Phantom of the Orchid: A Rolls-Royce Phantom commissioned and designed for Singapore
Singapore - To own a Rolls-Royce is no mean feat in itself. But what about the more discerning customer who desires something a little extra? Something inspired by the lush flora of our Island city-state? An over the top vehicle unlike any other, both in Singapore or abroad?
Enter, the Rolls-Royce Phantom Orchid. A one-of-one Phantom Extended Wheelbase commissioned by Rolls-Royce Motor Cars Singapore, created by Rolls’ Bespoke Collective at the brand’s headquarters in Goodwood. The Phantom Orchid marks the second Singapore-special Rolls that the company has produced, preceded only by the “SG50 Bespoke Ghost” created to celebrate Singapore’s Golden Jubilee back in 2015.
“Phantom Extended, our pinnacle motor car, was chosen to be the ‘blank canvas’ for this commission,” said Michael Bryden, Lead Designer of Rolls-Royce’s Bespoke division. “The orchid is seen in many facets of Asian life, a reminder that the resilient adapt and thrive regardless of the evolving environment.”
A bespoke commission that was two years in the making, the Phantom Orchid isn’t just your bog-standard Phantom Extended Wheelbase limousine. The changes that Rolls’ Bespoke Collective have made aren’t the result of an expeditious cakewalk. To call it overkill isn’t an understatement.
The bespoke paintwork, for instance, dubbed ‘Singapore Orchid Pearl White’. It starts off with the brand’s “Arctic White” paint scheme as a base colour, but the folks at Goodwood have added a tint of violet with a smattering of fine glass particles thrown into the mix to achieve an iridescent, pearlescent sheen that appears to shift hues at certain angles.

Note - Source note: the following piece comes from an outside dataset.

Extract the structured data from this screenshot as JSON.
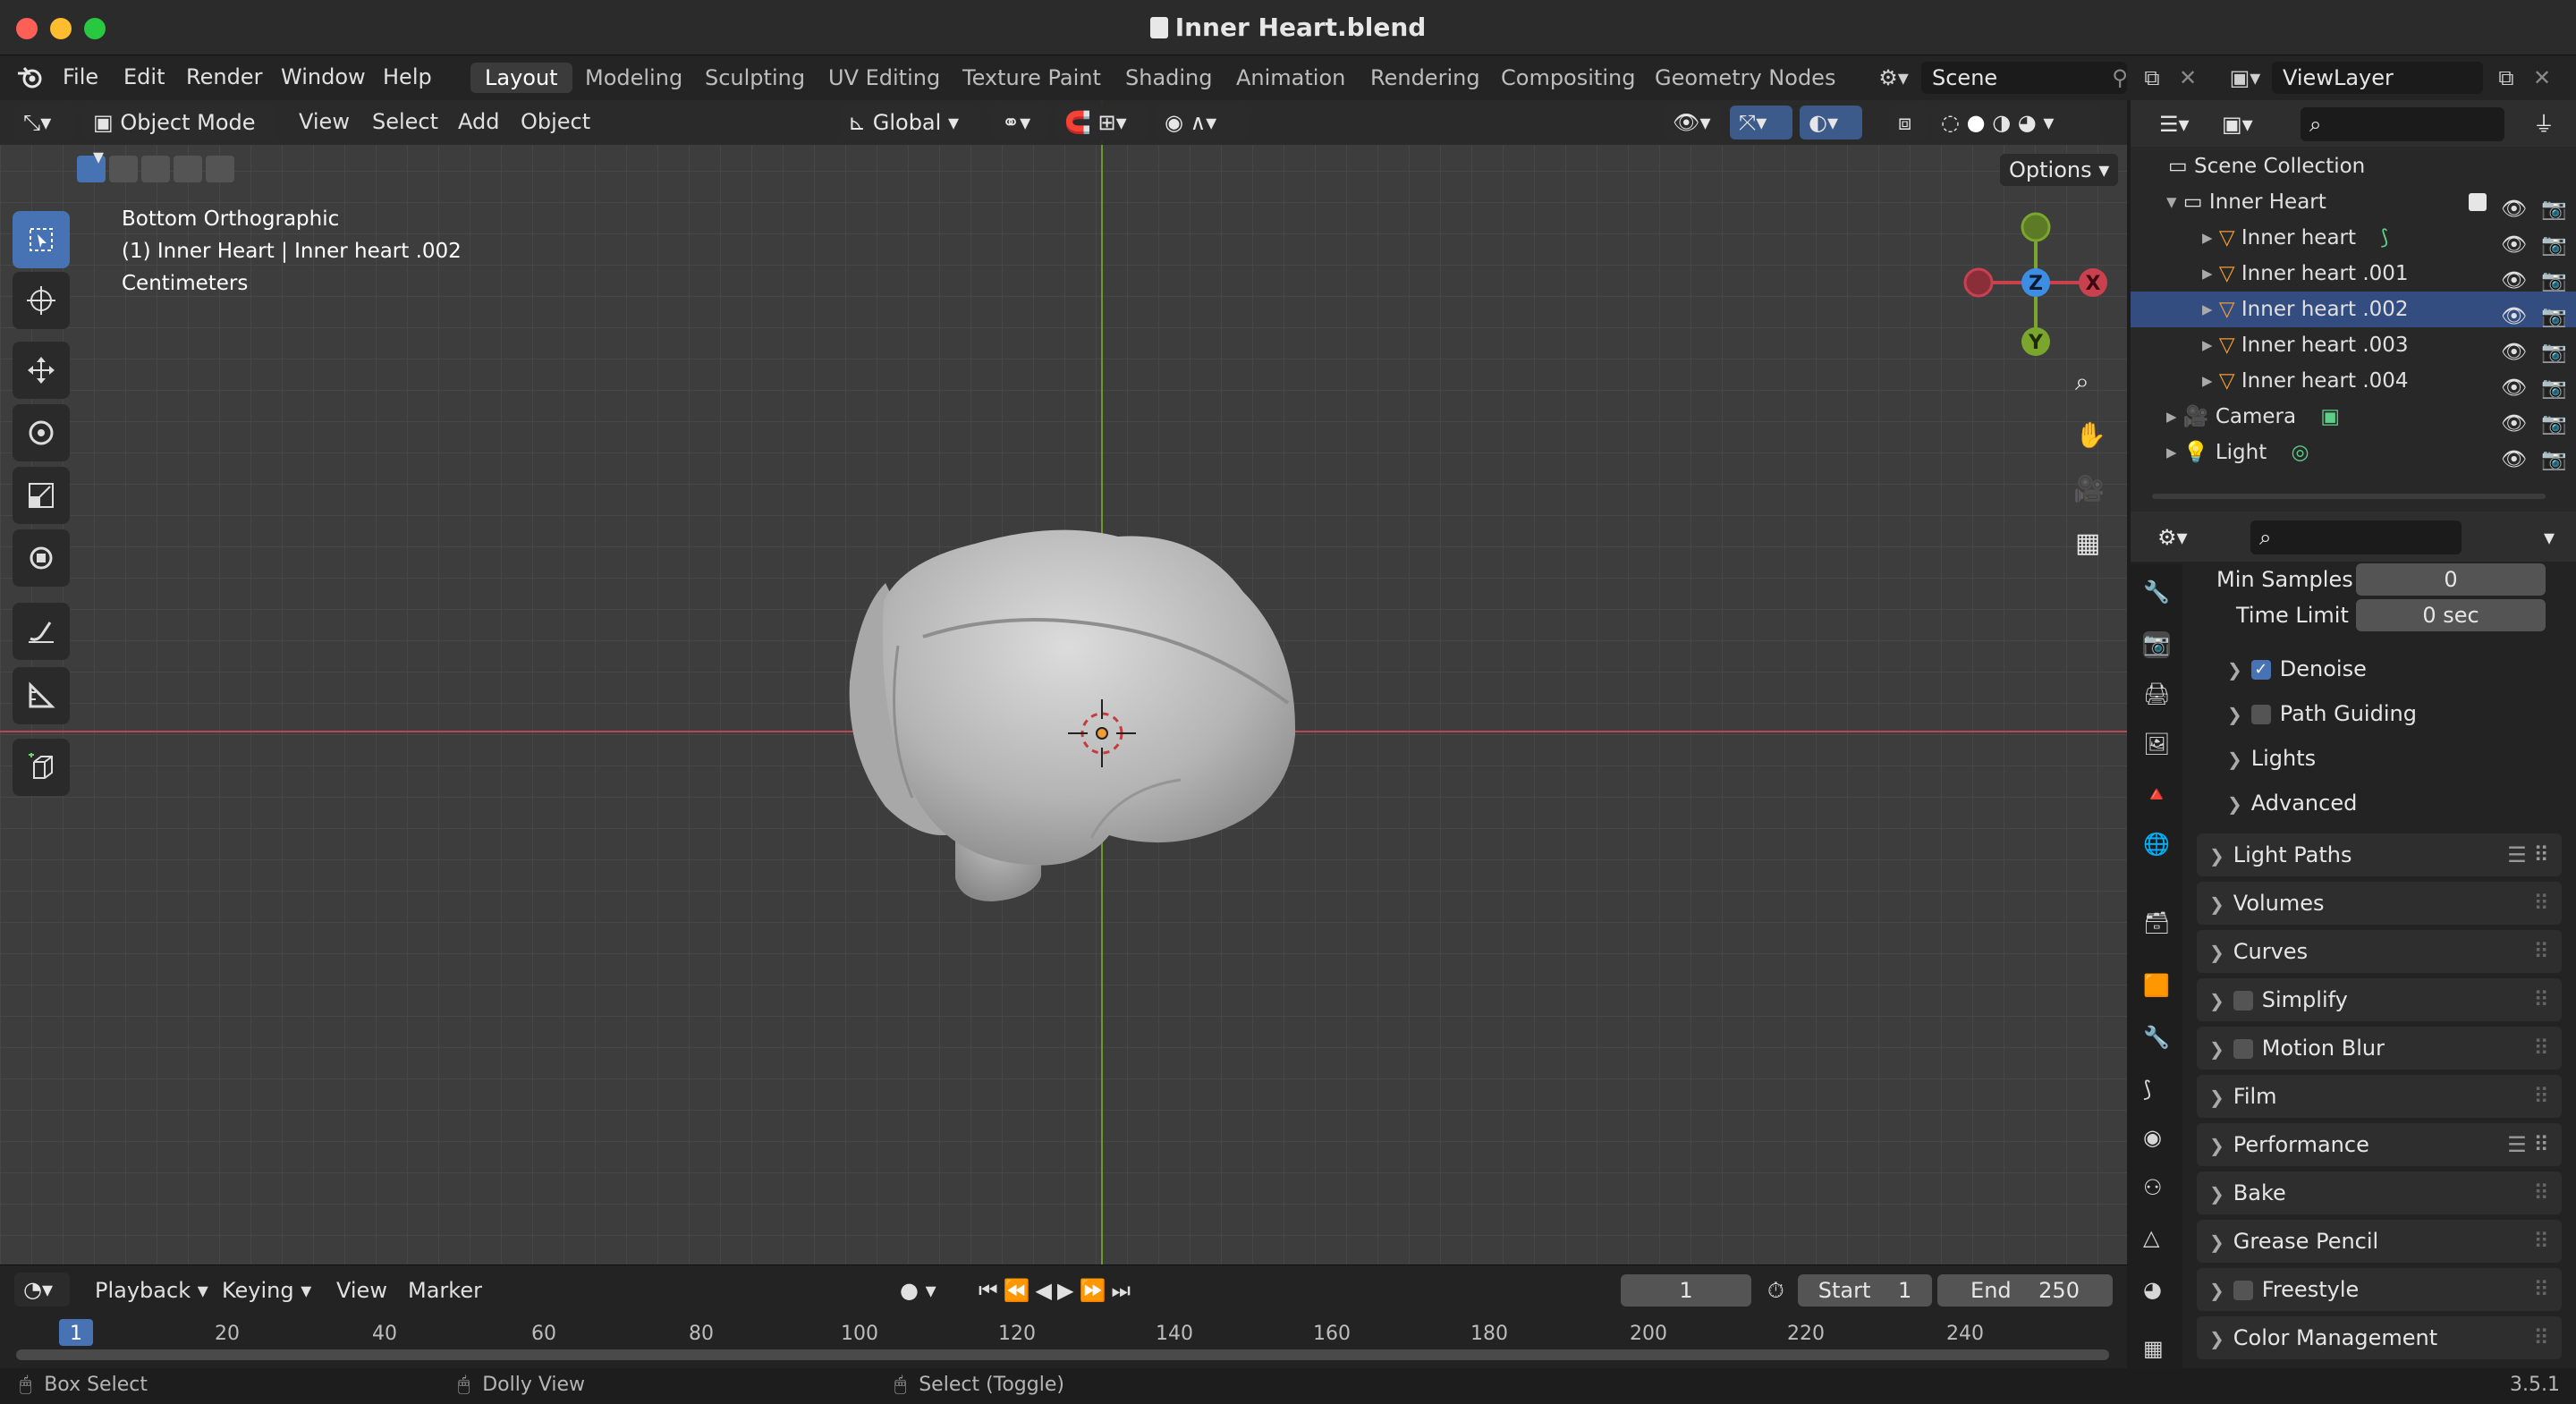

A hand-painted smoke grey coachline spans along the bodywork of the Phantom EWB, interrupted only by a bespoke orchid motif just aft of the front arches.
On the inside, viewers would be treated to a rather unique sight that complements the resplendent exterior.
The Gallery of a Phantom, or dashboard for us commoners, consists of a glass enclosure that houses any and all manner of unique materials or art pieces. Precious gems, exotic feathers, even a sample of your favourite painting. A Rembrandt or Picasso perhaps.
In this particular instance, a hand-woven and embroiled silk panel was selected, adorned with hand-sculpted silk orchids.
Crafted by London-based award-winning artist Helen Amy Murray and her team, this unique Gallery was over 200 hours in the making, undergoing multiple design loops and physical prototypes before the final iteration was decided upon.
The end result is a stunning work of art beneath a glass facade, with the orchids appearing to bloom from within the car.
Elsewhere, the floral theme continues. Rolls-Royce Bespoke Designer, Yohan Benchetrit, has put his talents to use in other aspects of the interior. Open the massive doors and you’re greeted with illuminated treadplates adorned by yet another orchid motif. Even the rear picnic table inlays haven’t been overlooked. Orchids have been inlaid in the piano black veneer to complete the “Orchid Sanctuary” appearance of the rear cab.
Like the “regular” (if you could even call it that) Phantom Extended Wheelbase, a 6.75-litre V12 powerplant under the hood churns out 571hp and 900Nm of torque. 0-100km/h takes a languid 5.4 seconds, before topping out at 250km/h.
So the big question: How much does this bespoke Rolls cost?
Unfortunately, Rolls has been awfully tight-lipped about the exact price of this bespoke Phantom. Not for lack of trying on our part. A "standard" Rolls-Royce Phantom EWB already hovers about the S$2 million mark (S$2,128,888 to be exact, before COE and options). So this one of one bespoke commission ought to cost a pretty penny.
So, d’you fancy it? Got a couple of idle millions of dollars burning a hole in your pocket?
Well, hard luck. This bespoke commission is already spoken for. Unsurprisingly, Rolls’ has also remained tight-lipped about the customer’s identity. Better luck next time, maybe on the next Rolls commission.
PHOTOS Rolls-Royce Motor Cars Singapore and Jay Tee